**Work item:** Report only how many lines of the records contain the word "this".

[Web page and app entries]
>>>>
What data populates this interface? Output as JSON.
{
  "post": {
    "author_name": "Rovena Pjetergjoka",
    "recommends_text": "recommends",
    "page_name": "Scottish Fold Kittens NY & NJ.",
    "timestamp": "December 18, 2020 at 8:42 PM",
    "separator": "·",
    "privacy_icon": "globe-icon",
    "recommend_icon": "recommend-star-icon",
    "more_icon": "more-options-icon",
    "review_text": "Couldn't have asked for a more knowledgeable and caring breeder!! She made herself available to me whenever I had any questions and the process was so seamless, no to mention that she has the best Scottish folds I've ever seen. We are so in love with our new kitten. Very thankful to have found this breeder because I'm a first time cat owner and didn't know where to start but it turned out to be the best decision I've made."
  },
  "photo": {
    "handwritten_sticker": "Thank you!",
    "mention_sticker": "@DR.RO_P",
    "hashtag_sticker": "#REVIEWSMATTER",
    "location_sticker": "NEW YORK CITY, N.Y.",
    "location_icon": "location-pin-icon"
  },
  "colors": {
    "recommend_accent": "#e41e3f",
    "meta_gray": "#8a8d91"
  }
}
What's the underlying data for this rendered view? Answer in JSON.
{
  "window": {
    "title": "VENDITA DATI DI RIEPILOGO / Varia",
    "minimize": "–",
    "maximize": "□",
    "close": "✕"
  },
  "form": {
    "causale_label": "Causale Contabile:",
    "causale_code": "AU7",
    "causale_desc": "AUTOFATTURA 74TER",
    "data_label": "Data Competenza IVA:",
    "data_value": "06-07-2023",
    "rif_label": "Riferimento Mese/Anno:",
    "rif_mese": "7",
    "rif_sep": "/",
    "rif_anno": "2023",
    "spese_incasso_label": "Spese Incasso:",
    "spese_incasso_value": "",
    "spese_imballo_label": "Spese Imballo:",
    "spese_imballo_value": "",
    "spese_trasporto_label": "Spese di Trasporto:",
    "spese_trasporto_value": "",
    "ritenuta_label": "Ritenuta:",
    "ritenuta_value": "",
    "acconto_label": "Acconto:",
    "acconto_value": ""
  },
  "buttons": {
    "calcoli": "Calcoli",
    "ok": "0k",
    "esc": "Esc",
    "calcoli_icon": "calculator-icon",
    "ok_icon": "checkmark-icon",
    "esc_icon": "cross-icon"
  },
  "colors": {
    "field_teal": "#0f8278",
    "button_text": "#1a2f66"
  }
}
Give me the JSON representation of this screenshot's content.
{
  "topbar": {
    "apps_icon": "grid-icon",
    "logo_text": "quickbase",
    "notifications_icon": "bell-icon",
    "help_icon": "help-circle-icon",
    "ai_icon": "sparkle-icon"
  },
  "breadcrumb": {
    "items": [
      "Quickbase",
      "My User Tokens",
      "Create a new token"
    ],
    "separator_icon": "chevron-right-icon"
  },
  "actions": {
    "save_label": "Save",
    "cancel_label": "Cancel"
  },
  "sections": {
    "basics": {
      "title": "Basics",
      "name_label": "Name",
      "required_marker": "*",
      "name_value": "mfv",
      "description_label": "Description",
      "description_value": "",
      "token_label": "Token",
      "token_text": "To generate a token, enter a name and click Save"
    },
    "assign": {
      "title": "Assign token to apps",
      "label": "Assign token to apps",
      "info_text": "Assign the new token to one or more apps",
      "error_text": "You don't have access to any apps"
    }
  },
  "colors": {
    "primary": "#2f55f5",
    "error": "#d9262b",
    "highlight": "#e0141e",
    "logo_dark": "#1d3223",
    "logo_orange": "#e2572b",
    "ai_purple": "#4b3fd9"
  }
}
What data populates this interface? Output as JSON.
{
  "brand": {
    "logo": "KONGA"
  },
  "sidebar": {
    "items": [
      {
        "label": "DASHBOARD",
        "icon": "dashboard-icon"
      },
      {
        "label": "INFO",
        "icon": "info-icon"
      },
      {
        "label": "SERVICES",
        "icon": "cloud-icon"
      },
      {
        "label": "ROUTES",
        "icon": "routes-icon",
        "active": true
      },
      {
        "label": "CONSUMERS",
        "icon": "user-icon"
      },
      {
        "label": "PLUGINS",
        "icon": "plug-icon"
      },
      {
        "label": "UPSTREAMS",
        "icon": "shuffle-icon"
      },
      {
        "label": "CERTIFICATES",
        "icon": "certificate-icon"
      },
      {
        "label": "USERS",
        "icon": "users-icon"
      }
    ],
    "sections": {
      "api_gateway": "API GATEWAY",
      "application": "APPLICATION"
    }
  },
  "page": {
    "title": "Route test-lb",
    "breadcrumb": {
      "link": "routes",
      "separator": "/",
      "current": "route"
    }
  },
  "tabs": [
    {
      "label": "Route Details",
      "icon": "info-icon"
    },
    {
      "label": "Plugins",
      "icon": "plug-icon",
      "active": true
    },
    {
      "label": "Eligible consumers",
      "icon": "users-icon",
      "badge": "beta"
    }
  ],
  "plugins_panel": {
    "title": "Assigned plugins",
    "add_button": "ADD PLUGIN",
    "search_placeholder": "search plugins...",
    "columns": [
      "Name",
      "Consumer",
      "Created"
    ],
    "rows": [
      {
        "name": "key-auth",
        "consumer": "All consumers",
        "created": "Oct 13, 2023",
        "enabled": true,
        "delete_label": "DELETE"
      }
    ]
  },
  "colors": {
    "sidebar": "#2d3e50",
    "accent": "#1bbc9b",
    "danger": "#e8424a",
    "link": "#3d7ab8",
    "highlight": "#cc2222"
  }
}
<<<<
**Response to the task:** 5